Excerpts from an interface dataset:
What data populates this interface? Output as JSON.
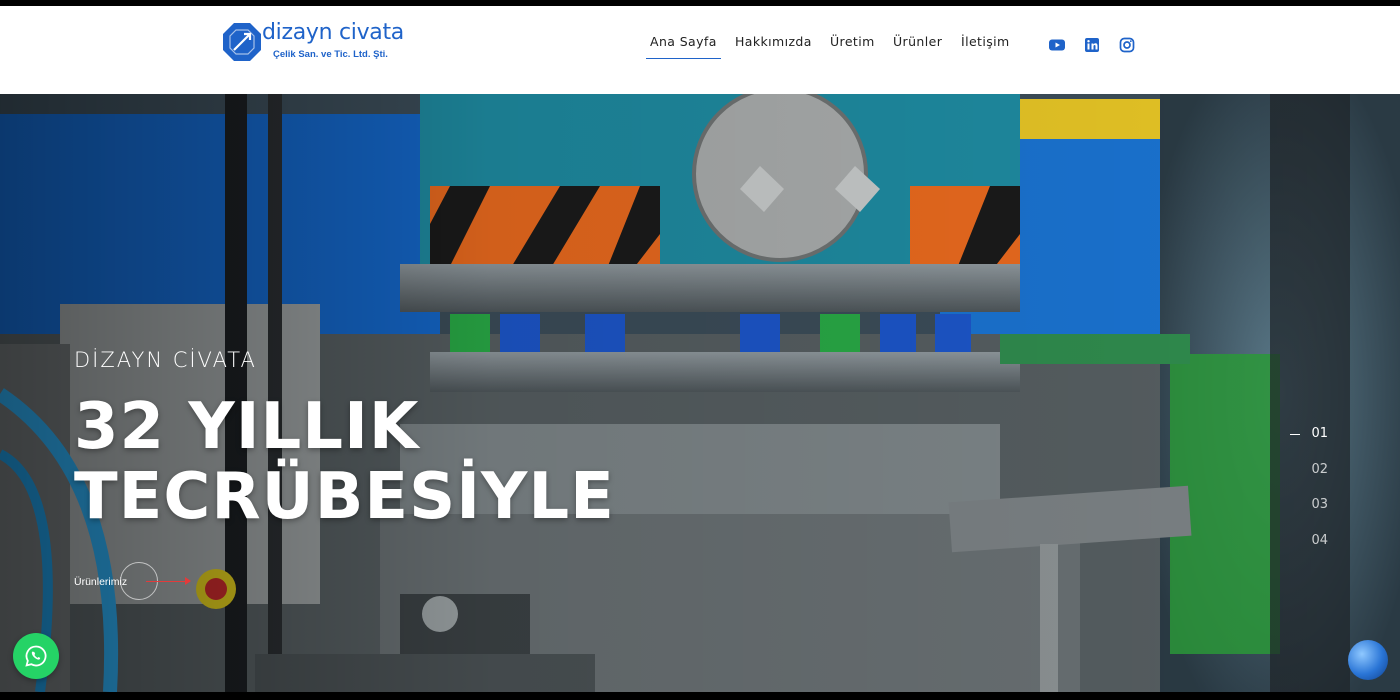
{
  "brand": {
    "name": "dizayn civata",
    "subtitle": "Çelik  San. ve Tic. Ltd. Şti.",
    "color": "#1f63c9"
  },
  "nav": {
    "items": [
      {
        "label": "Ana Sayfa",
        "active": true
      },
      {
        "label": "Hakkımızda",
        "active": false
      },
      {
        "label": "Üretim",
        "active": false
      },
      {
        "label": "Ürünler",
        "active": false
      },
      {
        "label": "İletişim",
        "active": false
      }
    ]
  },
  "social": [
    {
      "icon": "youtube-icon",
      "color": "#1f63c9"
    },
    {
      "icon": "linkedin-icon",
      "color": "#1f63c9"
    },
    {
      "icon": "instagram-icon",
      "color": "#1f63c9"
    }
  ],
  "hero": {
    "eyebrow": "DİZAYN CİVATA",
    "headline_line1": "32 YILLIK",
    "headline_line2": "TECRÜBESİYLE",
    "cta_label": "Ürünlerimiz",
    "cta_arrow_color": "#e23b3b"
  },
  "slider": {
    "pages": [
      "01",
      "02",
      "03",
      "04"
    ],
    "active_index": 0
  },
  "floating": {
    "whatsapp_icon": "whatsapp-icon",
    "whatsapp_color": "#25d366",
    "globe_icon": "globe-icon"
  }
}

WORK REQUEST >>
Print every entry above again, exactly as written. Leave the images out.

TASK OUTPUT >>
What data populates this interface? Output as JSON.
{
  "brand": {
    "name": "dizayn civata",
    "subtitle": "Çelik  San. ve Tic. Ltd. Şti.",
    "color": "#1f63c9"
  },
  "nav": {
    "items": [
      {
        "label": "Ana Sayfa",
        "active": true
      },
      {
        "label": "Hakkımızda",
        "active": false
      },
      {
        "label": "Üretim",
        "active": false
      },
      {
        "label": "Ürünler",
        "active": false
      },
      {
        "label": "İletişim",
        "active": false
      }
    ]
  },
  "social": [
    {
      "icon": "youtube-icon",
      "color": "#1f63c9"
    },
    {
      "icon": "linkedin-icon",
      "color": "#1f63c9"
    },
    {
      "icon": "instagram-icon",
      "color": "#1f63c9"
    }
  ],
  "hero": {
    "eyebrow": "DİZAYN CİVATA",
    "headline_line1": "32 YILLIK",
    "headline_line2": "TECRÜBESİYLE",
    "cta_label": "Ürünlerimiz",
    "cta_arrow_color": "#e23b3b"
  },
  "slider": {
    "pages": [
      "01",
      "02",
      "03",
      "04"
    ],
    "active_index": 0
  },
  "floating": {
    "whatsapp_icon": "whatsapp-icon",
    "whatsapp_color": "#25d366",
    "globe_icon": "globe-icon"
  }
}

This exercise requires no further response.